#### EXERCISE
Every entry, from the first line to the last, should be output exactly.

#### EXTRACTED INFORMATION
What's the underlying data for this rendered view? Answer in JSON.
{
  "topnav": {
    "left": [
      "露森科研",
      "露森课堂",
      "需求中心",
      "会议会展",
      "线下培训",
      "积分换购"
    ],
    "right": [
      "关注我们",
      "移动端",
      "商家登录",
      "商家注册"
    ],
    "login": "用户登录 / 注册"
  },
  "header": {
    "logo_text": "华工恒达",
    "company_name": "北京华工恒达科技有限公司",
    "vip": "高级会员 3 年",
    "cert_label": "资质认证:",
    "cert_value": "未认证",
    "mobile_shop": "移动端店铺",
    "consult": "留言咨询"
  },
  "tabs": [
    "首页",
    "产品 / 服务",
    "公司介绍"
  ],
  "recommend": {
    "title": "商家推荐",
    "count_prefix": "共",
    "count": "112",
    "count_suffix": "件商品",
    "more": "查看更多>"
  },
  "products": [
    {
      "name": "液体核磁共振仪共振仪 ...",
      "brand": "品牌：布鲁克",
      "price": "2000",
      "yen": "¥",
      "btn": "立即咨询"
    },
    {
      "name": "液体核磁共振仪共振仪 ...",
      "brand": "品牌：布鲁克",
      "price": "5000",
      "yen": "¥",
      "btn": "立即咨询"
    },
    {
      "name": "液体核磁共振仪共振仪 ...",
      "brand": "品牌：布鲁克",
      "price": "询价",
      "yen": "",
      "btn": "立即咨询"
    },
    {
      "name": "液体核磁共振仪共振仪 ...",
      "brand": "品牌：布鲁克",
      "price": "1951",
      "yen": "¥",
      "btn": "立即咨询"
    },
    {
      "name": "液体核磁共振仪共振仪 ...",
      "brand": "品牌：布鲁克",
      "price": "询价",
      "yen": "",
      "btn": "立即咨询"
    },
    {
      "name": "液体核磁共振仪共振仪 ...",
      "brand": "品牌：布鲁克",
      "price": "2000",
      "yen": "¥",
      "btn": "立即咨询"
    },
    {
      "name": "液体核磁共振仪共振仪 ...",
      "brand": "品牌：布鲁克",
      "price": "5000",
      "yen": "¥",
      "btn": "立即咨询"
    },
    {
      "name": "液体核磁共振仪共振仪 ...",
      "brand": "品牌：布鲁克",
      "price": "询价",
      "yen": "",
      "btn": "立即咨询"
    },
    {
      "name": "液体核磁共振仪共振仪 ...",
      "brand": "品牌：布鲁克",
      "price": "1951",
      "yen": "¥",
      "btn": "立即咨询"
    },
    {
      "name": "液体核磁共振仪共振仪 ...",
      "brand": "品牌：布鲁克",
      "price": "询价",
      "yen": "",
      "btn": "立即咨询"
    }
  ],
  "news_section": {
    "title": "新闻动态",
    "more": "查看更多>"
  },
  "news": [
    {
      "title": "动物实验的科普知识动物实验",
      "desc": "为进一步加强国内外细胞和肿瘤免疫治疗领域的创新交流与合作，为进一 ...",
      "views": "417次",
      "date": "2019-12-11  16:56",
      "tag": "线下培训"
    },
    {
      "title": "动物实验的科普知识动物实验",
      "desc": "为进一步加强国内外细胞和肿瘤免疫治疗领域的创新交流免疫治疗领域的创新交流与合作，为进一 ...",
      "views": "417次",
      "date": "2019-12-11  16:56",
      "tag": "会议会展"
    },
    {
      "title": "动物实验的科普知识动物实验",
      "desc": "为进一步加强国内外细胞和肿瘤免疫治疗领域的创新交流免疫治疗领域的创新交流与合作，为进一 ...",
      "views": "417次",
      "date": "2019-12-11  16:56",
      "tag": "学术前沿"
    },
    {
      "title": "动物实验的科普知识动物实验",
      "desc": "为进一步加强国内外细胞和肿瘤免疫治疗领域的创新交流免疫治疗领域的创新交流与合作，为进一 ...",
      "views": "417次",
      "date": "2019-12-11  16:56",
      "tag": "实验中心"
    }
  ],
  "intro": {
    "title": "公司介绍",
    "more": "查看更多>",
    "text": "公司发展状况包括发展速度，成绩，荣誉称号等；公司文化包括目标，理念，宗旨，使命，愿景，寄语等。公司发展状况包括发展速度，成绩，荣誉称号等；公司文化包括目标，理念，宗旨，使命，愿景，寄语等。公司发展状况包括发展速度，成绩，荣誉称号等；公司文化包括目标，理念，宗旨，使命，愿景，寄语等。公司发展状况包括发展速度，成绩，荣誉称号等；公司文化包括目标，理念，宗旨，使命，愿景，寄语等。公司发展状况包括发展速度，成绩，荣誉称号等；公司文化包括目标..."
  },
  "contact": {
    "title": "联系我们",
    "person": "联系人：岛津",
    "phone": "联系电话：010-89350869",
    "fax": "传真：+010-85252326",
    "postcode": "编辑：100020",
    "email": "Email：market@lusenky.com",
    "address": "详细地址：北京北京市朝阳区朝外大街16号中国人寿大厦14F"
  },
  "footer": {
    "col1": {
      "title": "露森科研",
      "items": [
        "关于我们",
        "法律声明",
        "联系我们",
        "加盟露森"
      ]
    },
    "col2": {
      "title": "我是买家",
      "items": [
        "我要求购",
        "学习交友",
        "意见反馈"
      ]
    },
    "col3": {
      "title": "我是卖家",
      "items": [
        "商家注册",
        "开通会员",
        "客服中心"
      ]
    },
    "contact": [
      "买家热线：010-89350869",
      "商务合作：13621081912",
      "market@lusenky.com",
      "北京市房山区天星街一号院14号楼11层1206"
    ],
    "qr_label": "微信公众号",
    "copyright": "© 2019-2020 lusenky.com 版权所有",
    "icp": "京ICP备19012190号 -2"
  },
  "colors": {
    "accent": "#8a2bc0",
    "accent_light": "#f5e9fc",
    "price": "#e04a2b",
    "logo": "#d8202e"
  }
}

#### ANSWER AREA
What's the underlying data for this rendered view? Answer in JSON.
{
  "topnav": {
    "left": [
      "露森科研",
      "露森课堂",
      "需求中心",
      "会议会展",
      "线下培训",
      "积分换购"
    ],
    "right": [
      "关注我们",
      "移动端",
      "商家登录",
      "商家注册"
    ],
    "login": "用户登录 / 注册"
  },
  "header": {
    "logo_text": "华工恒达",
    "company_name": "北京华工恒达科技有限公司",
    "vip": "高级会员 3 年",
    "cert_label": "资质认证:",
    "cert_value": "未认证",
    "mobile_shop": "移动端店铺",
    "consult": "留言咨询"
  },
  "tabs": [
    "首页",
    "产品 / 服务",
    "公司介绍"
  ],
  "recommend": {
    "title": "商家推荐",
    "count_prefix": "共",
    "count": "112",
    "count_suffix": "件商品",
    "more": "查看更多>"
  },
  "products": [
    {
      "name": "液体核磁共振仪共振仪 ...",
      "brand": "品牌：布鲁克",
      "price": "2000",
      "yen": "¥",
      "btn": "立即咨询"
    },
    {
      "name": "液体核磁共振仪共振仪 ...",
      "brand": "品牌：布鲁克",
      "price": "5000",
      "yen": "¥",
      "btn": "立即咨询"
    },
    {
      "name": "液体核磁共振仪共振仪 ...",
      "brand": "品牌：布鲁克",
      "price": "询价",
      "yen": "",
      "btn": "立即咨询"
    },
    {
      "name": "液体核磁共振仪共振仪 ...",
      "brand": "品牌：布鲁克",
      "price": "1951",
      "yen": "¥",
      "btn": "立即咨询"
    },
    {
      "name": "液体核磁共振仪共振仪 ...",
      "brand": "品牌：布鲁克",
      "price": "询价",
      "yen": "",
      "btn": "立即咨询"
    },
    {
      "name": "液体核磁共振仪共振仪 ...",
      "brand": "品牌：布鲁克",
      "price": "2000",
      "yen": "¥",
      "btn": "立即咨询"
    },
    {
      "name": "液体核磁共振仪共振仪 ...",
      "brand": "品牌：布鲁克",
      "price": "5000",
      "yen": "¥",
      "btn": "立即咨询"
    },
    {
      "name": "液体核磁共振仪共振仪 ...",
      "brand": "品牌：布鲁克",
      "price": "询价",
      "yen": "",
      "btn": "立即咨询"
    },
    {
      "name": "液体核磁共振仪共振仪 ...",
      "brand": "品牌：布鲁克",
      "price": "1951",
      "yen": "¥",
      "btn": "立即咨询"
    },
    {
      "name": "液体核磁共振仪共振仪 ...",
      "brand": "品牌：布鲁克",
      "price": "询价",
      "yen": "",
      "btn": "立即咨询"
    }
  ],
  "news_section": {
    "title": "新闻动态",
    "more": "查看更多>"
  },
  "news": [
    {
      "title": "动物实验的科普知识动物实验",
      "desc": "为进一步加强国内外细胞和肿瘤免疫治疗领域的创新交流与合作，为进一 ...",
      "views": "417次",
      "date": "2019-12-11  16:56",
      "tag": "线下培训"
    },
    {
      "title": "动物实验的科普知识动物实验",
      "desc": "为进一步加强国内外细胞和肿瘤免疫治疗领域的创新交流免疫治疗领域的创新交流与合作，为进一 ...",
      "views": "417次",
      "date": "2019-12-11  16:56",
      "tag": "会议会展"
    },
    {
      "title": "动物实验的科普知识动物实验",
      "desc": "为进一步加强国内外细胞和肿瘤免疫治疗领域的创新交流免疫治疗领域的创新交流与合作，为进一 ...",
      "views": "417次",
      "date": "2019-12-11  16:56",
      "tag": "学术前沿"
    },
    {
      "title": "动物实验的科普知识动物实验",
      "desc": "为进一步加强国内外细胞和肿瘤免疫治疗领域的创新交流免疫治疗领域的创新交流与合作，为进一 ...",
      "views": "417次",
      "date": "2019-12-11  16:56",
      "tag": "实验中心"
    }
  ],
  "intro": {
    "title": "公司介绍",
    "more": "查看更多>",
    "text": "公司发展状况包括发展速度，成绩，荣誉称号等；公司文化包括目标，理念，宗旨，使命，愿景，寄语等。公司发展状况包括发展速度，成绩，荣誉称号等；公司文化包括目标，理念，宗旨，使命，愿景，寄语等。公司发展状况包括发展速度，成绩，荣誉称号等；公司文化包括目标，理念，宗旨，使命，愿景，寄语等。公司发展状况包括发展速度，成绩，荣誉称号等；公司文化包括目标，理念，宗旨，使命，愿景，寄语等。公司发展状况包括发展速度，成绩，荣誉称号等；公司文化包括目标..."
  },
  "contact": {
    "title": "联系我们",
    "person": "联系人：岛津",
    "phone": "联系电话：010-89350869",
    "fax": "传真：+010-85252326",
    "postcode": "编辑：100020",
    "email": "Email：market@lusenky.com",
    "address": "详细地址：北京北京市朝阳区朝外大街16号中国人寿大厦14F"
  },
  "footer": {
    "col1": {
      "title": "露森科研",
      "items": [
        "关于我们",
        "法律声明",
        "联系我们",
        "加盟露森"
      ]
    },
    "col2": {
      "title": "我是买家",
      "items": [
        "我要求购",
        "学习交友",
        "意见反馈"
      ]
    },
    "col3": {
      "title": "我是卖家",
      "items": [
        "商家注册",
        "开通会员",
        "客服中心"
      ]
    },
    "contact": [
      "买家热线：010-89350869",
      "商务合作：13621081912",
      "market@lusenky.com",
      "北京市房山区天星街一号院14号楼11层1206"
    ],
    "qr_label": "微信公众号",
    "copyright": "© 2019-2020 lusenky.com 版权所有",
    "icp": "京ICP备19012190号 -2"
  },
  "colors": {
    "accent": "#8a2bc0",
    "accent_light": "#f5e9fc",
    "price": "#e04a2b",
    "logo": "#d8202e"
  }
}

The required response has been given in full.